Chatbots have become mainstream, with more than two-thirds of customers having used them in 2020. They provide customers with a step above ‘self-service’ support, without requiring any human intervention.
So, if you’re not already using chatbots, you might want to consider improving your 2022 customer service strategy with them. Chatbots provide 24/7 customer support without the hefty costs of hiring round-the-clock personnel. You can create complex flows to manage common support requests and integrate live chat functionality to let support agents take over when necessary.
After being directed through Google Search, Bob lands on your eCommerce store, hunting for a smartphone. He finds one he likes and proceeds to add it to his cart. Now, your store’s AI kicks in and recommends him a hairdryer, but it’s of no interest to Bob, so he proceeds to purchase just the smartphone.
If the AI had recommended a smartphone cover or screen protector, Bob’s order value might have been higher. And that’s why hyper-personalization is critical to modern marketing.
With hyper-personalization, eCommerce brands drive repeat purchases by strategically guiding customers towards valuable purchases. You can upsell or cross-sell to increase revenue, while simultaneously providing customers with value, increasing their loyalty.
Augmented and Virtual Reality (AR/VR)
While eCommerce retail takes the cake for consumer convenience, an advantage of brick-and-mortar store’s lies in physical browsing.
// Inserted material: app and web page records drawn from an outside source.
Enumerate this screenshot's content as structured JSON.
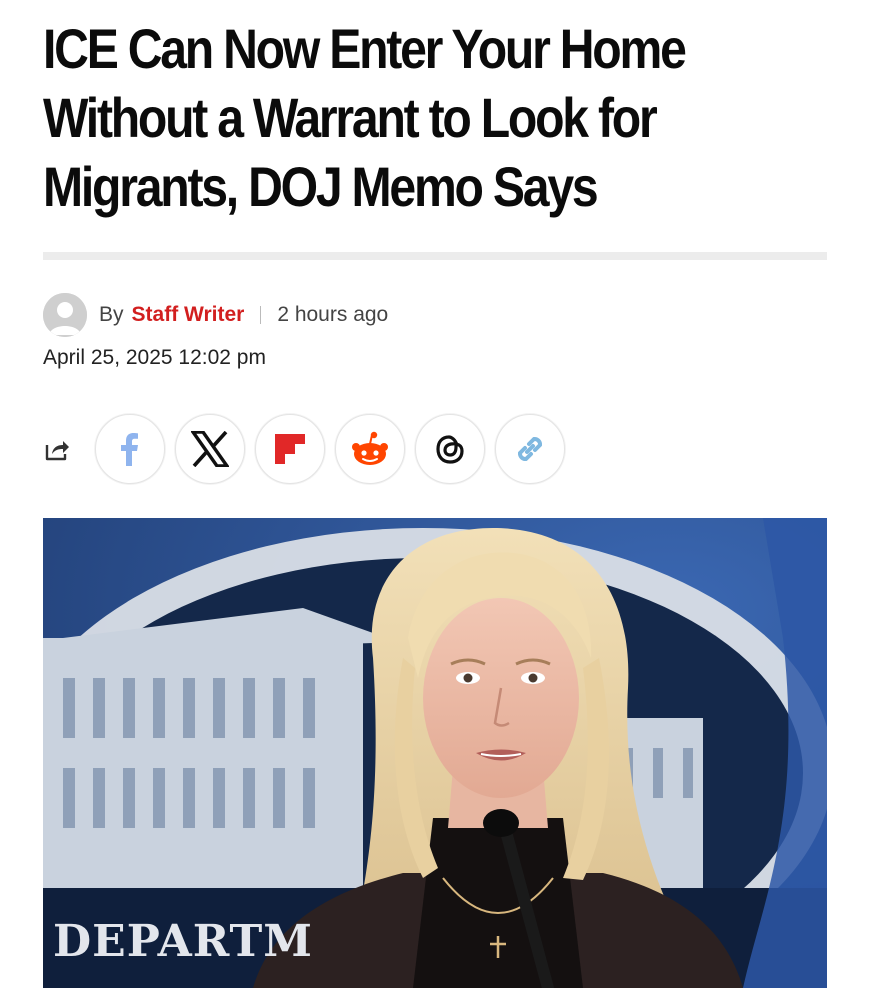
{
  "article": {
    "headline_lines": [
      "ICE Can Now Enter Your Home",
      "Without a Warrant to Look for",
      "Migrants, DOJ Memo Says"
    ],
    "byline_prefix": "By",
    "author": "Staff Writer",
    "time_ago": "2 hours ago",
    "published": "April 25, 2025 12:02 pm"
  },
  "share": {
    "icons": [
      "share-icon",
      "facebook-icon",
      "x-icon",
      "flipboard-icon",
      "reddit-icon",
      "threads-icon",
      "copy-link-icon"
    ]
  },
  "hero_image": {
    "sign_text": "DEPARTM"
  },
  "colors": {
    "author": "#d21f1f",
    "facebook": "#1877f2",
    "flipboard": "#e12828",
    "reddit": "#ff4500",
    "link": "#5aa7d8"
  }
}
Consumers can look at and feel physical products before finalizing their purchase, giving them more confidence in their buying decisions.
And while augmented and virtual reality seems like a futuristic concept, many eCommerce brands picked it up during the pandemic to fill this gap. With AR/VR, consumers can ‘browse’ and view objects from multiple angles (and even digitized doors for objects like cars), inspiring more confidence in their purchase.
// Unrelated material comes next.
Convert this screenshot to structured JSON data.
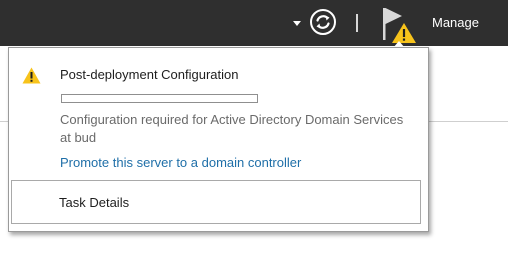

2021 didn’t see any fundamental changes to marketing principles, because the tenants remain the same; deliver better customer experiences, help your audience find you, and optimize your supply chain operations.
As we venture into 2022, some important 2021 takeaways include:
- Meet your customers in their favorite spots. Does your target audience like to hang out on TikTok? Or perhaps they prefer to shop on Instagram? Find out which platforms your audience uses, and brainstorm creative ways to meet them. For example, if your target audience uses TikTok, negotiating a sponsorship deal with a popular creator might help you generate brand awareness.
- Don’t just personalize; hyper-personalize. Segment your audiences, and then segment your segments. One of the many advantages of big data is brands aren’t limited to basic segment categories like age or location. Now, you can find out your customers’ interests, what social causes resonate with them, their purchase patterns, and more.
- Get creative with your logistics planning. While supply chain disruptions are inevitable, retailers can control how we respond to them. Audit your fulfillment efforts and identify areas of improvement, whether that entails leveraging inventory management software, distributing your inventory, or outsourcing your logistics to a fulfillment partner.
- Step up your ads game and audit your marketing strategy. Digital advertising has faced many challenges these years, but it’s still critical to your eCommerce strategy. You might need to reevaluate how you monitor ad spend performance, or increase your local advertising efforts, but ads aren’t going anywhere.
So, with these important considerations in mind, what will your 2022 eCommerce marketing strategy look like?